Spotify, the dominant global player in the music-streaming business, has found itself embroiled in a complex and confusing series of accusations that claim it is enlisting producers to create music under false names in an effort to game its own playlists, and also that it pays these producers flat fees (plus expenses) for their music in an effort to avoid paying royalties.
The claim was originally made in an August 2016 report in the U.K.-based site Music Business Worldwide, but resurfaced in a July 5 article on Vulture that focused primarily on how artists attempt to game Spotify and its playlists, but treated MBW’s report (which Spotify initially declined to comment upon) as fact.
“We do not and have never created ‘fake’ artists and put them on Spotify playlists,” a rep for Spotify told Variety on Tuesday (July 11), reiterating a comment the company has made multiple times in recent days. “We pay royalties — sound and publishing — for all tracks on Spotify. We do not own this content — we license it and pay royalties just like we do on every other track.”
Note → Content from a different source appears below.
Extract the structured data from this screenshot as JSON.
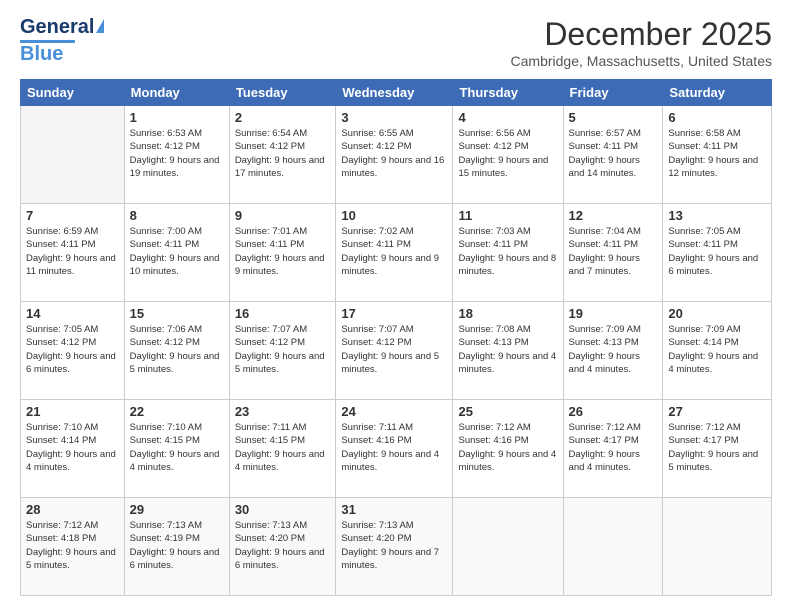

Yet both Variety sources and Music Business Worldwide continue to double down on the claims. On Monday the site cited 50 examples of “fake artist” tracks — mainly on niche ambient/trance/smooth jazz/New Age playlists such as “Peaceful Piano,” “Piano in the Background,” “Deep Focus,” “Sleep,” “Ambient Chill” and “Music for Concentration” — that have garnered a total of 520 million streams. These acts, with names like Deep Watch, Piotr Miteska, Antologie, Bon Vie, Benny Bernstein and the 2 Inversions, who have garnered more than 75 million Spotify streams to date on playlists like “Yoga Music,” “Sleep” and “Yoga & Meditation,” all of which were credited to a pair of Stockholm-based producers named Andreas Romdhane and Josef Svedlund (Spotify’s home office is also in Stockholm).
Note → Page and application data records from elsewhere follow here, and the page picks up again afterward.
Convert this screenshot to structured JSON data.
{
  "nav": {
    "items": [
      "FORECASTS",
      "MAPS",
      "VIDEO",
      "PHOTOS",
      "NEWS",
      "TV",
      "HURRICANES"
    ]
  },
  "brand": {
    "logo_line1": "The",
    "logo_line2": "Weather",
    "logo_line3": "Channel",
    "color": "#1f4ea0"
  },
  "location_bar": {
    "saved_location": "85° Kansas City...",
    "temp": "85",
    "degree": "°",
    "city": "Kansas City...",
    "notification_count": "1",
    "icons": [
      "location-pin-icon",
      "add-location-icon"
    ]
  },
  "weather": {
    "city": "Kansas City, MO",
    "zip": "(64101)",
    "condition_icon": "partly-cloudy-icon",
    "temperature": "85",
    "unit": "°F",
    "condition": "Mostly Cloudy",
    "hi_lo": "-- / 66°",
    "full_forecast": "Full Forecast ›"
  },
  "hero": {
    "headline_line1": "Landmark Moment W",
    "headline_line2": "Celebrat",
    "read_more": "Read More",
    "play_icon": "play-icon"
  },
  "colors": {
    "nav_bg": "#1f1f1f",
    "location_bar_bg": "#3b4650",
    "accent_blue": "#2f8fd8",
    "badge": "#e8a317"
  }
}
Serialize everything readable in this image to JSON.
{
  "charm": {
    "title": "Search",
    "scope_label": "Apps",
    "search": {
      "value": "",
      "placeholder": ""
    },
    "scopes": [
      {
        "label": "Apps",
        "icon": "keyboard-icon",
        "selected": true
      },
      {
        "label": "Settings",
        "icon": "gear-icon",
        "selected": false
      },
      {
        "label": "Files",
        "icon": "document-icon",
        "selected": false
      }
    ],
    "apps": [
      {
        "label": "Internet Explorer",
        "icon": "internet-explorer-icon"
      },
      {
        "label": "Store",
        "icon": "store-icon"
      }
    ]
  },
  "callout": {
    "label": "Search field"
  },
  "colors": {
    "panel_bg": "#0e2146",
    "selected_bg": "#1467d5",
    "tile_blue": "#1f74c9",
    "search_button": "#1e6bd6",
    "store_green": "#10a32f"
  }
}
The two Universal Music Publishing Group clients go by the name Quiz & Larossi, and have been credited on tracks for the likes of Kelly Clarkson, Il Divo, Westlife, Geri Halliwell, Diana Ross, the Pussycat Dolls and a number of Syco artists, among others. (A rep for Universal had not responded to Variety‘s request for comment at press time.) Are they creating tracks for Spotify to post tracks under different names?
“It’s one of a number of internal initiatives to lower the royalties they’re paying to the major labels,” acknowledges a former Spotify insider, who acknowledges the practice. “It helps them in their negotiations with the record companies.” (Sources told Variety Tuesday that Spotify recently finalized a new licensing deal with Sony Music Entertainment — leaving only Warner Music without a deal with the service — but the two companies declined to confirm the pact, possibly because of the “fake artist” uproar.)
One indie music publishing exec said, “The problem is musicians are already feeling like Spotify is underpaying them, and this creation of knockoffs doesn’t help that perception.”
And while it may seem, in the big picture, that a few million streams here and there on some of the more obscure playlists isn’t hurting anybody, the total streams can climb into the hundreds of millions, and represent significant income. It’s not unlike posting cover versions with slightly misspelled titles to create consumer confusion when they search a particular track.
“These playlists have been marketed as being highly curated by experts,” added the music publisher. “Doesn’t this put their entire credibility and integrity in question? It’s hard enough for an artist to get on these playlists without competing against Spotify’s own generic music.”